More than 50 residents of Bear Valley Springs gathered at the community service district's latest board meeting on Thursday, Nov. 14, to air grievances over a logging project being carried out by Bear Mountain Ranch owner Charles Abel.
Residents raised concerns not only about increased traffic along Deertrail Drive, but potential road damages rendered by the 80,000 pound logging trucks that will be used to complete the project.
The logging project is part of an larger fire reduction plan to remove a number of dead Geoffrey Pine and White Fir trees and other dead foliage that could be fodder for wildfires -- from 1,250 acres of the total 5,000 acres that make up the ranch. The project was approved by the State of California this September.
Bear Mountain Ranch has not been logged in 80 years.
According to the contract drafted by the board of directors, the logging trucks would be permitted to make 10 round trips per workday, between the hours of 7 a.m. and 5 p.m., starting Dec. 1 through Nov. 31, 2014.
"You really need to figure out, first of all, what these roads were designed for. I doubt very much that they were designed for 80,000 pound logging trucks," one resident said, addressing the board.
Furthermore, the agreement states that "Any immediate damage to the roadways caused by Grantee's use of the Access Easement during the Term of the Agreement, such as potholes, shall be repaired by Grantor, the cost of which shall by fully reimbursed by Grantee."

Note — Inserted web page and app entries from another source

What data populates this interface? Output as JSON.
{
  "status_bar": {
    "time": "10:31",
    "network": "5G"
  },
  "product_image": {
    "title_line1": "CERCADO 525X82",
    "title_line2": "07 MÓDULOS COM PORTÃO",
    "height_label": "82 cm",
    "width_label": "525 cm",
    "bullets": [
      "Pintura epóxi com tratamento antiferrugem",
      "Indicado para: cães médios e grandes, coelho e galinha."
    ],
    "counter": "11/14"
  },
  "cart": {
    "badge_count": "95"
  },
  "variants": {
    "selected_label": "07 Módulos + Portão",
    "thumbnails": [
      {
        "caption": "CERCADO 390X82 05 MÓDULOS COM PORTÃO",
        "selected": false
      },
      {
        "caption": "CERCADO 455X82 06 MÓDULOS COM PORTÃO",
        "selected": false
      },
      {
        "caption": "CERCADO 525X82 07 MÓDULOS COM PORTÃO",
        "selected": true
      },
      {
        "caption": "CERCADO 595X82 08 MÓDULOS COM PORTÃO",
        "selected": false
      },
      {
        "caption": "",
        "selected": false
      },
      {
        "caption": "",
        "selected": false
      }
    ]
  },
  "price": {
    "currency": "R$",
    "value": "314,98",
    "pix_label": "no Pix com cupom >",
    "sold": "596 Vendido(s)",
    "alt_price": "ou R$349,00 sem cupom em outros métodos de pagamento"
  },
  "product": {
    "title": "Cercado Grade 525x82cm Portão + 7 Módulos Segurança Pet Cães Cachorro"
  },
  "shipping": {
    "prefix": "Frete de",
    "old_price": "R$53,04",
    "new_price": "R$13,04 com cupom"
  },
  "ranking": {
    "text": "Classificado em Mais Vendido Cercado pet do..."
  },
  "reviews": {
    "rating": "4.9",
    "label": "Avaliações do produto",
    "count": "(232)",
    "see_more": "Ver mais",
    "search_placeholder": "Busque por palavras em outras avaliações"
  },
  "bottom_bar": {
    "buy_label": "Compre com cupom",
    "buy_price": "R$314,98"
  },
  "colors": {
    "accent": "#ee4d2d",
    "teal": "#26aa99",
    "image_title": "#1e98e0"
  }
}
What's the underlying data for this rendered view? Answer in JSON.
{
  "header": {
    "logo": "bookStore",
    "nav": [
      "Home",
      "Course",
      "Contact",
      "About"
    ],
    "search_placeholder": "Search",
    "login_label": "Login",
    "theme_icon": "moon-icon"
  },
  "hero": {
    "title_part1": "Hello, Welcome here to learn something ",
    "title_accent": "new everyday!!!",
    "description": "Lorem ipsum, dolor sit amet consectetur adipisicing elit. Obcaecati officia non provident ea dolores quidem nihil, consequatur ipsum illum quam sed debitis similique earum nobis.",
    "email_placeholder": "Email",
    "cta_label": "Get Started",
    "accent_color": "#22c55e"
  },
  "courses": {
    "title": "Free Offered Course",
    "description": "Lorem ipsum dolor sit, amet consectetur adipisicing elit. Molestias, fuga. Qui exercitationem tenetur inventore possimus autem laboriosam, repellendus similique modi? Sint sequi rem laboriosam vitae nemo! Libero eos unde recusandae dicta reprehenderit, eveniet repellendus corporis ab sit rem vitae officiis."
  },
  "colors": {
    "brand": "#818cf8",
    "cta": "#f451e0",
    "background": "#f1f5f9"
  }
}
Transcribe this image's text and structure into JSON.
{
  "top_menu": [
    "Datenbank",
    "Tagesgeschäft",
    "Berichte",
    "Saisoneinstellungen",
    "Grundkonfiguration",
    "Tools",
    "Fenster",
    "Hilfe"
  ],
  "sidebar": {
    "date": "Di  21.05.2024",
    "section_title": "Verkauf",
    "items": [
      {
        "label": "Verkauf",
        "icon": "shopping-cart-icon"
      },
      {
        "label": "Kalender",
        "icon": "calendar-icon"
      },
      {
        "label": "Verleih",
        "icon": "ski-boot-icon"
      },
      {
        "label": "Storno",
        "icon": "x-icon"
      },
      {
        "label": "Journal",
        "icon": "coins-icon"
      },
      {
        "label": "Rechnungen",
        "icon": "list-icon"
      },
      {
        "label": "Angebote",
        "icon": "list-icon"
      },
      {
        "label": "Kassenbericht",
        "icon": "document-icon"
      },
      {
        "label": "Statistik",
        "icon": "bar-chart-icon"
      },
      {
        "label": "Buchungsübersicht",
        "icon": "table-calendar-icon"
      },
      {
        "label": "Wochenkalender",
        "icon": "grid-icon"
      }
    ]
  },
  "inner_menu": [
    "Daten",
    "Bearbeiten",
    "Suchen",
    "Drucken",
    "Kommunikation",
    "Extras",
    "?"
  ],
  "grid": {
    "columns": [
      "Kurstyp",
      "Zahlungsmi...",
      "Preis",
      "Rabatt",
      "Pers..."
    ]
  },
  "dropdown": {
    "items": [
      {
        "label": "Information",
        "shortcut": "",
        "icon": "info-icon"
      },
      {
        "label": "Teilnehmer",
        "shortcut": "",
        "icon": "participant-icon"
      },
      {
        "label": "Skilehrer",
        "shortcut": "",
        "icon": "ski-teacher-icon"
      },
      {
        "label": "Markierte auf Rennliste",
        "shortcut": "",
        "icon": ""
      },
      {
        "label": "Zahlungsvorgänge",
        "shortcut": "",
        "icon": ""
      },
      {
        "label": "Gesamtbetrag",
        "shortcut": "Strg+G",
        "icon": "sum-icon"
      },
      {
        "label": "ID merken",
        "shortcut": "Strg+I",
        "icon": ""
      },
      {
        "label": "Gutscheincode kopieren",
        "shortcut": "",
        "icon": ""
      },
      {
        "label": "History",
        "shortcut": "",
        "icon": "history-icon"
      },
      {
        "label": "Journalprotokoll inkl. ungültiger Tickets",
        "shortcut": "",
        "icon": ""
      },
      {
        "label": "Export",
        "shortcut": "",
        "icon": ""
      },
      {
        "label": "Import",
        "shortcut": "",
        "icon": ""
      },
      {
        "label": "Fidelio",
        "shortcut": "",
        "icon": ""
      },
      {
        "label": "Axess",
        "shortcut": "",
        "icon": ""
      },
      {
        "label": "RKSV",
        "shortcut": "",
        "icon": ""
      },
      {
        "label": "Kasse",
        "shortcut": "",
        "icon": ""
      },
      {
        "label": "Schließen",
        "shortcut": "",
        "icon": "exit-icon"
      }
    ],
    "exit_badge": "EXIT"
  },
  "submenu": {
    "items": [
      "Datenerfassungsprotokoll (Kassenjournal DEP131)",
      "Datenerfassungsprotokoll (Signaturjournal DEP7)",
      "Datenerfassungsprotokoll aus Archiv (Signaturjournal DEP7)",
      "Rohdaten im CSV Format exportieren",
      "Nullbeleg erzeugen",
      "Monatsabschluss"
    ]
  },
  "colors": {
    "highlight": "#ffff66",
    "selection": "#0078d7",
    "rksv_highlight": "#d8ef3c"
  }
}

However, some board members are concerned what exactly those costs will be, and how they will hold Abel responsible for certain damages.
"We cannot afford for anything to go unrecognized in this contract," a resident said to the board.
According to board Vice President Bill Mason, CalFire, the state agency which approved the Timber Harvest Plan in September, requires that Abel restore the road back to the condition it was in prior to the project, or "better."
Much of Deetrail Drive is already in poor condition, according to an assessment presented by Superintendent of Public Works Larry Tuma.
Members of the board struggled to decide with whether they should have Abel restore the road to its current condition, or have him pay a fraction of a comprehensive renovation, which would cost around $448,000, according to Tuma's report.
Vice President Bill Mason said "I don't think its fair to ask him for 458 [thousand]. Is it is fair to ask him for $50,000, $100,000, $25,000? I think that's what the board has to weigh in on."
According to General Manager Jeff Hodge, the final amount agreed on by the board after the meeting was $60,000.
Although many contested Abel's right to access the roads in Bear Valley Springs, board members noted that the rancher owns 1200 acres within the boundaries of Bear Valley Springs, and therefore is within his rights to carry out the project.
Abel declined to comment at this time.